146 What Shall We Do Now?
which one thinks of something that has to be guessed as quickly as possible, only ' yes' and ' no' being given as answers. One very girlish game was like this: Suppose you had a little girl with golden hair and blue eyes, and she was going on a visit to London, what sort of frocks would you buy her ? "
E. H. recommends for girls the "Imaginary Family" game.
This is her description of it:—" First you have to settle the
names, ages, and characters of your family, and then you can
carry on their adventures every night.
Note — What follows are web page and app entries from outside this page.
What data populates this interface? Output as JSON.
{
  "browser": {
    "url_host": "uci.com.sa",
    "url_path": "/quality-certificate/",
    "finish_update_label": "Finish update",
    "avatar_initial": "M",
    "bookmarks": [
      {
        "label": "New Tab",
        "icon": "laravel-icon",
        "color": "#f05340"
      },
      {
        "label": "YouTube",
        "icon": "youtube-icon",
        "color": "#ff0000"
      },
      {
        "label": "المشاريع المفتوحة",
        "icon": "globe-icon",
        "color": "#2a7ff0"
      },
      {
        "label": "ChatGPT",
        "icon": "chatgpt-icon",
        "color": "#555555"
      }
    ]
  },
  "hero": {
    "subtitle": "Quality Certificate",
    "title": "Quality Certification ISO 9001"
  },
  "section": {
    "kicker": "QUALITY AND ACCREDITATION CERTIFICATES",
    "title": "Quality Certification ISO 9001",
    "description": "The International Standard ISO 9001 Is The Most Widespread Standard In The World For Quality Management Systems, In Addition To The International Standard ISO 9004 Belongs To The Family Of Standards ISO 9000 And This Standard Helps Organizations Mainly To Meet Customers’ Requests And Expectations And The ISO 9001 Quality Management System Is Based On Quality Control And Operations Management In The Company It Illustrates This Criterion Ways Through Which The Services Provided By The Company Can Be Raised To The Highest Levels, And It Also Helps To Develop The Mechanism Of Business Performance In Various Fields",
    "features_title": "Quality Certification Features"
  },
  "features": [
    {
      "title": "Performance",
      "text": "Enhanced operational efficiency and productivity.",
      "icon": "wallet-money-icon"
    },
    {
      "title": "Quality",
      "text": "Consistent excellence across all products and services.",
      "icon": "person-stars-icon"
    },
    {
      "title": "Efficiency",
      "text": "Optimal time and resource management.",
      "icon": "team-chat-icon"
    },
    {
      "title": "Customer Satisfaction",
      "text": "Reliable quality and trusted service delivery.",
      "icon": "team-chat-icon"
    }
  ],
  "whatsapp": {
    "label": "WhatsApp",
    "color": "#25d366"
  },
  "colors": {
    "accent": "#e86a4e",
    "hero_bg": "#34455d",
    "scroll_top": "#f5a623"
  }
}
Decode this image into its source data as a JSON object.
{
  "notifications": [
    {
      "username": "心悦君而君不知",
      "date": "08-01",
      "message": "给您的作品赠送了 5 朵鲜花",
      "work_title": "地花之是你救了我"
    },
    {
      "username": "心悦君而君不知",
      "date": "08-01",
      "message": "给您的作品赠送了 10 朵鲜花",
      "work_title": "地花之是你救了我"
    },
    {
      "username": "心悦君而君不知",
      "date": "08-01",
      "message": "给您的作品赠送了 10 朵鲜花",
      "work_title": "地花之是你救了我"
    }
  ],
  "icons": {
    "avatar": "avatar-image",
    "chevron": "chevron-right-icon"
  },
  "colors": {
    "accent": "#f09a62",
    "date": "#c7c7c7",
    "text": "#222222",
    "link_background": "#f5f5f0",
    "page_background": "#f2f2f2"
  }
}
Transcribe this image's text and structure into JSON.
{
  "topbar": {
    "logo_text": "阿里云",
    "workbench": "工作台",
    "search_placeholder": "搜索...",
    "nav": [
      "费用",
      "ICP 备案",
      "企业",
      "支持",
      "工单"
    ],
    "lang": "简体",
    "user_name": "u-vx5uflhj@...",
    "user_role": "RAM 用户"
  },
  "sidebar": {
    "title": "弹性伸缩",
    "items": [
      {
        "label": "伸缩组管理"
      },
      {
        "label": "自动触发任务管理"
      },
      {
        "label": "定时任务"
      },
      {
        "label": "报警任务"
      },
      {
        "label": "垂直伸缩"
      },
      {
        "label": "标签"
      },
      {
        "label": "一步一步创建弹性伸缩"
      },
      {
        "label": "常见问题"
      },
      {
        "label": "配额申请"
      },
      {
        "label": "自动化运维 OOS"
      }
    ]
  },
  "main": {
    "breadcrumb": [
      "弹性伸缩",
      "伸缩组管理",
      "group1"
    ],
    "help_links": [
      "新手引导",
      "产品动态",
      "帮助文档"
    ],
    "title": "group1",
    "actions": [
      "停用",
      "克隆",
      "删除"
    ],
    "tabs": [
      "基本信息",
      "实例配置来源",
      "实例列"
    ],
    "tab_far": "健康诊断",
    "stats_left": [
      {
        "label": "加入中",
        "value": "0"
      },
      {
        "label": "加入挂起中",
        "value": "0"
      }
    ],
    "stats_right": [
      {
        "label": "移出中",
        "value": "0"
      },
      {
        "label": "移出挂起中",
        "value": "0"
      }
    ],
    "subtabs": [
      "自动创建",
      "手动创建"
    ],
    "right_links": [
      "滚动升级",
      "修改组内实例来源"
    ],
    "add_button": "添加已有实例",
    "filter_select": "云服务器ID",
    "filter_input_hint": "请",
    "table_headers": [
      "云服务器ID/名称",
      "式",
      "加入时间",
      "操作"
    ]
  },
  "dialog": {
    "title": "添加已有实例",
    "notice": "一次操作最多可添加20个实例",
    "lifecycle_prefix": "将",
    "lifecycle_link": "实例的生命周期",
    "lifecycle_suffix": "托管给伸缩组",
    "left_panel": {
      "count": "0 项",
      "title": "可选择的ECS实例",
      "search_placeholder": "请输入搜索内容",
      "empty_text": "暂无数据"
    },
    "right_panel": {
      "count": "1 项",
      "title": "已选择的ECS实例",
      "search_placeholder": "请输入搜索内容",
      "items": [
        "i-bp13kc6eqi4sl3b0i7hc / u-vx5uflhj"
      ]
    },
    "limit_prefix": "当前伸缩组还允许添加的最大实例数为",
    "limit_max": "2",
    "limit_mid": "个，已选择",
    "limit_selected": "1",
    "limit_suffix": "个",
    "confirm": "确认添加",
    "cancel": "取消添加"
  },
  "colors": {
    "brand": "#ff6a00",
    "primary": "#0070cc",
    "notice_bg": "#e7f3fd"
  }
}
One little girl who was
devoted to books of travel, and who loved to pore over maps and
charts, used to travel with her family every night in whatever
country she happened to be interested in at the time. Thus she
and a favourite son, Pharaoh, travelled for a long time in
California, crossing every mountain-range by the proper passes,
exploring every valley, tracing each river to its source, and so on.
In the same way she travelled with her family in Central and
South America, the Malay Peninsula, and the South Sea Islands.
Another little girl who was very fond of adventure stories carried
her family through all sorts of perils by land and sea. At one
time they were shipwrecked and lived like the Swiss Family
Robinson. At another time they were exploring Central Africa,
and travelled about with three years' supplies in a gigantic caravan
with fifty elephants. Yet another little girl had for her family
any characters out of books that particularly fascinated her.
Thus, when she was reading The Heroes, her family was reduced
to one daughter, Medea, a rather terrible daughter, who needed a
great deal of propitiating, and for whose sake all other children
had to be given up. Later on, when the same child was reading
Tales of a Grandfather, her family consisted of three sons, Wallace,
Bruce, and Douglas. (It is rather a good thing, by the way, to
have a very heroic family, especially if you are at all inclined to
be afraid in the dark, as they help to keep one's courage up.)
Two little girls, who lived in a clergyman's household, had an